8:13 Once again (cf. 7:16) Israel is warned concerning the penalty prescribed in the law for covenant breaking—a return to Egypt. Garrett sees in this threat a “reversal of the exodus and implies removal from the land and nullification of the covenant promises.”19
8:14 Hubbard observes that the building projects undertaken by Israel and Judah detailed in this verse were “spiritual crimes,” for “palaces (‘great houses’) speak of preoccupation with wealth and power” and “Judah’s fortified cities (NIV’s ‘towns’ is better, given their size) speak of the false reliance on self-protection and military might.”20
1 Sweeney, Twelve Prophets, 1:85.
2 For details, see Pritchard, ANET, figures 500, 501, 522, 534, 537. To the contrary, see Evan Danelius, “The Sins of Jeroboam Ben-Nebat,” JQR 58 (1961): 95-114. Danelius suggests that Jeroboam’s golden calves were in reality representations of the Egyptian cow-goddess Hathor.
3 Stuart, Hosea-Jonah, 133.
4 Fausset, “Hosea,” 4:488.
5 Garrett, Hosea, Joel, 186.
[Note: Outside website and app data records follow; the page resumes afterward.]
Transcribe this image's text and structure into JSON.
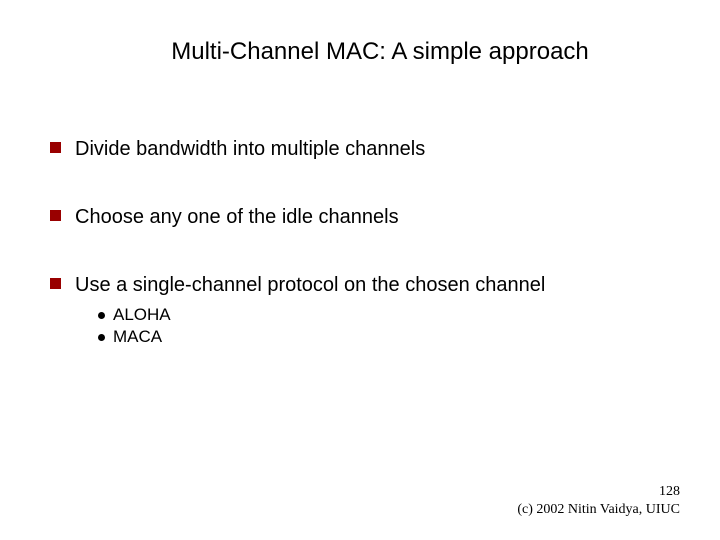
{
  "title": "Multi-Channel MAC: A simple approach",
  "bullets": {
    "b1": "Divide bandwidth into multiple channels",
    "b2": "Choose any one of the idle channels",
    "b3": "Use a single-channel protocol on the chosen channel",
    "sub1": "ALOHA",
    "sub2": "MACA"
  },
  "footer": {
    "page": "128",
    "copyright": "(c) 2002 Nitin Vaidya, UIUC"
  }
}
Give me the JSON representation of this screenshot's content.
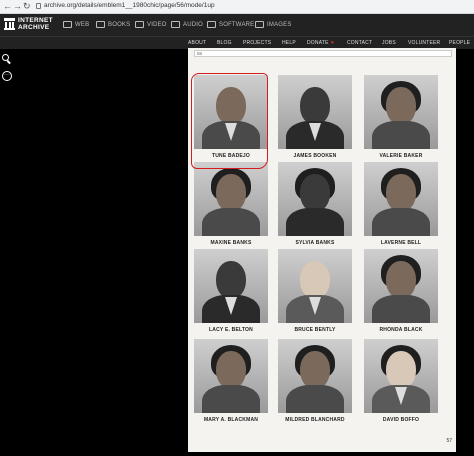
{
  "browser": {
    "back": "←",
    "forward": "→",
    "reload": "↻",
    "url": "archive.org/details/emblem1__1980chic/page/56/mode/1up"
  },
  "header": {
    "logo_line1": "INTERNET",
    "logo_line2": "ARCHIVE",
    "media": [
      {
        "label": "WEB",
        "icon": "web-icon"
      },
      {
        "label": "BOOKS",
        "icon": "books-icon"
      },
      {
        "label": "VIDEO",
        "icon": "video-icon"
      },
      {
        "label": "AUDIO",
        "icon": "audio-icon"
      },
      {
        "label": "SOFTWARE",
        "icon": "software-icon"
      },
      {
        "label": "IMAGES",
        "icon": "images-icon"
      }
    ]
  },
  "subnav": {
    "items": [
      "ABOUT",
      "BLOG",
      "PROJECTS",
      "HELP",
      "DONATE",
      "CONTACT",
      "JOBS",
      "VOLUNTEER",
      "PEOPLE"
    ],
    "donate_heart": "♥"
  },
  "sidebar": {
    "search_icon": "search-icon",
    "more_icon": "more-icon",
    "more_glyph": "···"
  },
  "book": {
    "strip_label": "56",
    "page_number": "57",
    "people": [
      {
        "name": "TUNE BADEJO"
      },
      {
        "name": "JAMES BOOKEN"
      },
      {
        "name": "VALERIE BAKER"
      },
      {
        "name": "MAXINE BANKS"
      },
      {
        "name": "SYLVIA BANKS"
      },
      {
        "name": "LAVERNE BELL"
      },
      {
        "name": "LACY E. BELTON"
      },
      {
        "name": "BRUCE BENTLY"
      },
      {
        "name": "RHONDA BLACK"
      },
      {
        "name": "MARY A. BLACKMAN"
      },
      {
        "name": "MILDRED BLANCHARD"
      },
      {
        "name": "DAVID BOFFO"
      }
    ]
  },
  "colors": {
    "highlight": "#d41c1c",
    "topbar": "#222222"
  }
}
6 Oestreich, “Absurd Similes,” 114. Oestreich’s proposal has the advantage of building on the symbolism associated with Gomer, Hosea’s wife.
7 See Oestreich, “Absurd Similes,” 115-118. See also Wolff, Hosea, 143.
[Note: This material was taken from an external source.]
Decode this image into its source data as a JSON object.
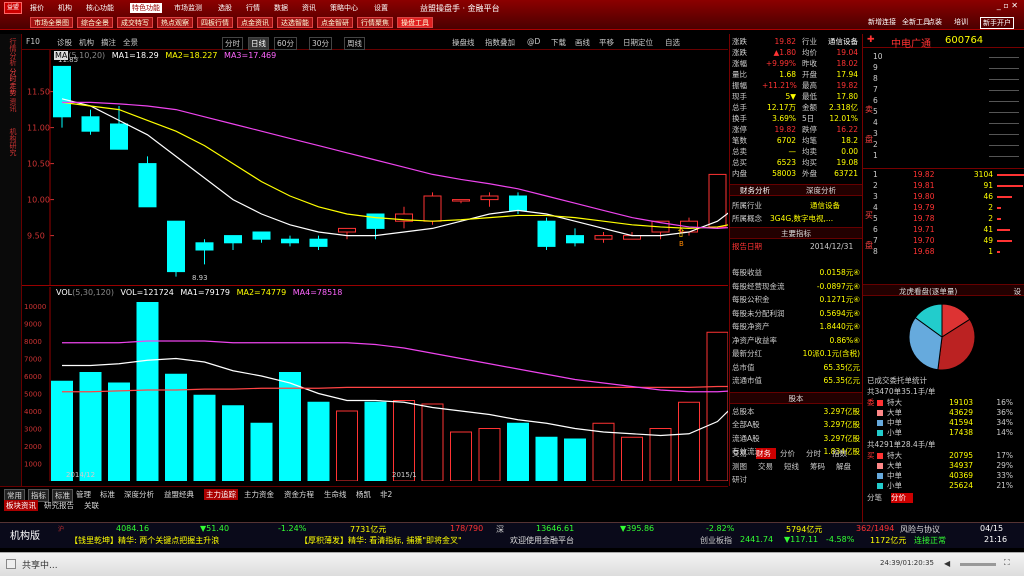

8 Whether this pertained to Tiglath-pileser’s first or second campaign is uncertain. Thus Paul R. House, 1, 2 Kings NAC (Nashville: Broadman & Holman, 1995), 331 suggests his first invasion in 743-742 B.C. J. Barton Payne (Encyclopedia of Biblical Prophecy [New York: Harper & Row, 1973], 404) opts for Tiglath-pileser’s second campaign in 734-732 B.C.
9 In another vein, Achtemeier (Minor Prophets, 1:70) remarks, “Israel’s sacrificial rites have become ends in themselves, opportunities to have a party.” (!)
10 See the added note to 7:16.
11 Stuart, Hosea-Jonah, 137.
12 For the use of nesŒer to designate both the eagle and a vulture see N. Kiuchi, “neÃsŒer,” NIDOTTE, 3:200-201.
13 “Eagle,” DBI, 223.
14 Sweeney (Twelve Prophets, 1:89) remarks, “Some understand the term sŒe†ba„bîm, “pieces,” to mean “flames” based upon the appearance of a similar term in Job 18:5 and cognate terms in Akkadian, Aramaic, Syriac, and Arabic. The matter is uncertain as other cognates associate the term with hewing wood and splinters.”
15 For the construction itself, although with different terminology see. Waltke and O’Connor, Biblical Hebrew Syntax, 75-76, 529.
16 Garrett, Hosea, Joel, 184. Garrett is building upon the suggestion of M. O’Connor, “The Pseudosorites: A Type of Paradox in Hebrew Verse,” JSOTSup 40 (1987): 161-172.
17 Oestreich, “Absurd Similes,” 102-103.
19 Garrett, Hosea, Joel, 188.
20 Hubbard, Hosea, 154.